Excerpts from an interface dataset
++++

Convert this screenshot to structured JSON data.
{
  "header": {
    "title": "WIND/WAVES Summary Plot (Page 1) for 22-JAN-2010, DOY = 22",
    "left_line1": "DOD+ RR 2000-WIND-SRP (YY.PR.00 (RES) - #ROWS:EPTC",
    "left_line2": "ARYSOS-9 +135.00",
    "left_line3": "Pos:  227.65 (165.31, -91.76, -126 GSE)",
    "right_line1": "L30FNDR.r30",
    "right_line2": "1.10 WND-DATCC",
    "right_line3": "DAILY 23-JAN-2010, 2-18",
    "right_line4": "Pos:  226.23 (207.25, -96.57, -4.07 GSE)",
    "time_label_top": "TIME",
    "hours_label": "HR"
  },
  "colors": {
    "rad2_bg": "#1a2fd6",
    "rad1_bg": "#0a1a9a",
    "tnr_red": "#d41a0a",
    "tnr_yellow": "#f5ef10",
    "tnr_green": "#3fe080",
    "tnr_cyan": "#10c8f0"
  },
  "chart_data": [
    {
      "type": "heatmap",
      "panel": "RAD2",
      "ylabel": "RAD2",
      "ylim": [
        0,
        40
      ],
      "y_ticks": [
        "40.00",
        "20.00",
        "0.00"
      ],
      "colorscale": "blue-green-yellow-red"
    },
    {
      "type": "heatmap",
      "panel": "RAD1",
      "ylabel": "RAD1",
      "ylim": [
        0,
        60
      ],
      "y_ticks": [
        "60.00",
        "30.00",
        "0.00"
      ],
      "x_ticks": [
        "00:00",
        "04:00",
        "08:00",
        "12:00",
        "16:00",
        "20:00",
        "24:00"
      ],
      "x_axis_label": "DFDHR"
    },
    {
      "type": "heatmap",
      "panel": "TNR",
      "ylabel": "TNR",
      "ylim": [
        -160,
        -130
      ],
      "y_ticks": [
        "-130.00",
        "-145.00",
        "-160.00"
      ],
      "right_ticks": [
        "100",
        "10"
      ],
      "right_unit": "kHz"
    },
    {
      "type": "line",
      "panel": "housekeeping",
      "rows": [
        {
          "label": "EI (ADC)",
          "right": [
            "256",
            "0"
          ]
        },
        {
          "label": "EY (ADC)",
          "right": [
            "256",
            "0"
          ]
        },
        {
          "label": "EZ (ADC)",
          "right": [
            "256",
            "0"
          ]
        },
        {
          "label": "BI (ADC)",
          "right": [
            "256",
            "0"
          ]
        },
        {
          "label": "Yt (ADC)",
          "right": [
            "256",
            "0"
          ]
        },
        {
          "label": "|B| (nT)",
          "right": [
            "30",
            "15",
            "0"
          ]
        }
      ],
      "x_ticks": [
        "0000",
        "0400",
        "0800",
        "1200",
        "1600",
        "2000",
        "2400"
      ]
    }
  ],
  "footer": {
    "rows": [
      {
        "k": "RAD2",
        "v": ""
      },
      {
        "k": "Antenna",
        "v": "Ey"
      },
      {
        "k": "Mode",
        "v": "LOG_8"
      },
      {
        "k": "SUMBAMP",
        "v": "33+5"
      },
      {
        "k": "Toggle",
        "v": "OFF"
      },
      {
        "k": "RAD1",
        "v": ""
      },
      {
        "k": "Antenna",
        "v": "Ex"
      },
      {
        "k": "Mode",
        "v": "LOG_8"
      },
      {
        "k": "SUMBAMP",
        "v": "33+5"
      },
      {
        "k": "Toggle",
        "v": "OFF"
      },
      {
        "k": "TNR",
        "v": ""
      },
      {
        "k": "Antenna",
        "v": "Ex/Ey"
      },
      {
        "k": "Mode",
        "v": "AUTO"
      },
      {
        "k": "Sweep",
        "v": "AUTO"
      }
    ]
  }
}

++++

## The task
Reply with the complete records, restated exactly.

## Response box
Convert this screenshot to structured JSON data.
{
  "header": {
    "title": "WIND/WAVES Summary Plot (Page 1) for 22-JAN-2010, DOY = 22",
    "left_line1": "DOD+ RR 2000-WIND-SRP (YY.PR.00 (RES) - #ROWS:EPTC",
    "left_line2": "ARYSOS-9 +135.00",
    "left_line3": "Pos:  227.65 (165.31, -91.76, -126 GSE)",
    "right_line1": "L30FNDR.r30",
    "right_line2": "1.10 WND-DATCC",
    "right_line3": "DAILY 23-JAN-2010, 2-18",
    "right_line4": "Pos:  226.23 (207.25, -96.57, -4.07 GSE)",
    "time_label_top": "TIME",
    "hours_label": "HR"
  },
  "colors": {
    "rad2_bg": "#1a2fd6",
    "rad1_bg": "#0a1a9a",
    "tnr_red": "#d41a0a",
    "tnr_yellow": "#f5ef10",
    "tnr_green": "#3fe080",
    "tnr_cyan": "#10c8f0"
  },
  "chart_data": [
    {
      "type": "heatmap",
      "panel": "RAD2",
      "ylabel": "RAD2",
      "ylim": [
        0,
        40
      ],
      "y_ticks": [
        "40.00",
        "20.00",
        "0.00"
      ],
      "colorscale": "blue-green-yellow-red"
    },
    {
      "type": "heatmap",
      "panel": "RAD1",
      "ylabel": "RAD1",
      "ylim": [
        0,
        60
      ],
      "y_ticks": [
        "60.00",
        "30.00",
        "0.00"
      ],
      "x_ticks": [
        "00:00",
        "04:00",
        "08:00",
        "12:00",
        "16:00",
        "20:00",
        "24:00"
      ],
      "x_axis_label": "DFDHR"
    },
    {
      "type": "heatmap",
      "panel": "TNR",
      "ylabel": "TNR",
      "ylim": [
        -160,
        -130
      ],
      "y_ticks": [
        "-130.00",
        "-145.00",
        "-160.00"
      ],
      "right_ticks": [
        "100",
        "10"
      ],
      "right_unit": "kHz"
    },
    {
      "type": "line",
      "panel": "housekeeping",
      "rows": [
        {
          "label": "EI (ADC)",
          "right": [
            "256",
            "0"
          ]
        },
        {
          "label": "EY (ADC)",
          "right": [
            "256",
            "0"
          ]
        },
        {
          "label": "EZ (ADC)",
          "right": [
            "256",
            "0"
          ]
        },
        {
          "label": "BI (ADC)",
          "right": [
            "256",
            "0"
          ]
        },
        {
          "label": "Yt (ADC)",
          "right": [
            "256",
            "0"
          ]
        },
        {
          "label": "|B| (nT)",
          "right": [
            "30",
            "15",
            "0"
          ]
        }
      ],
      "x_ticks": [
        "0000",
        "0400",
        "0800",
        "1200",
        "1600",
        "2000",
        "2400"
      ]
    }
  ],
  "footer": {
    "rows": [
      {
        "k": "RAD2",
        "v": ""
      },
      {
        "k": "Antenna",
        "v": "Ey"
      },
      {
        "k": "Mode",
        "v": "LOG_8"
      },
      {
        "k": "SUMBAMP",
        "v": "33+5"
      },
      {
        "k": "Toggle",
        "v": "OFF"
      },
      {
        "k": "RAD1",
        "v": ""
      },
      {
        "k": "Antenna",
        "v": "Ex"
      },
      {
        "k": "Mode",
        "v": "LOG_8"
      },
      {
        "k": "SUMBAMP",
        "v": "33+5"
      },
      {
        "k": "Toggle",
        "v": "OFF"
      },
      {
        "k": "TNR",
        "v": ""
      },
      {
        "k": "Antenna",
        "v": "Ex/Ey"
      },
      {
        "k": "Mode",
        "v": "AUTO"
      },
      {
        "k": "Sweep",
        "v": "AUTO"
      }
    ]
  }
}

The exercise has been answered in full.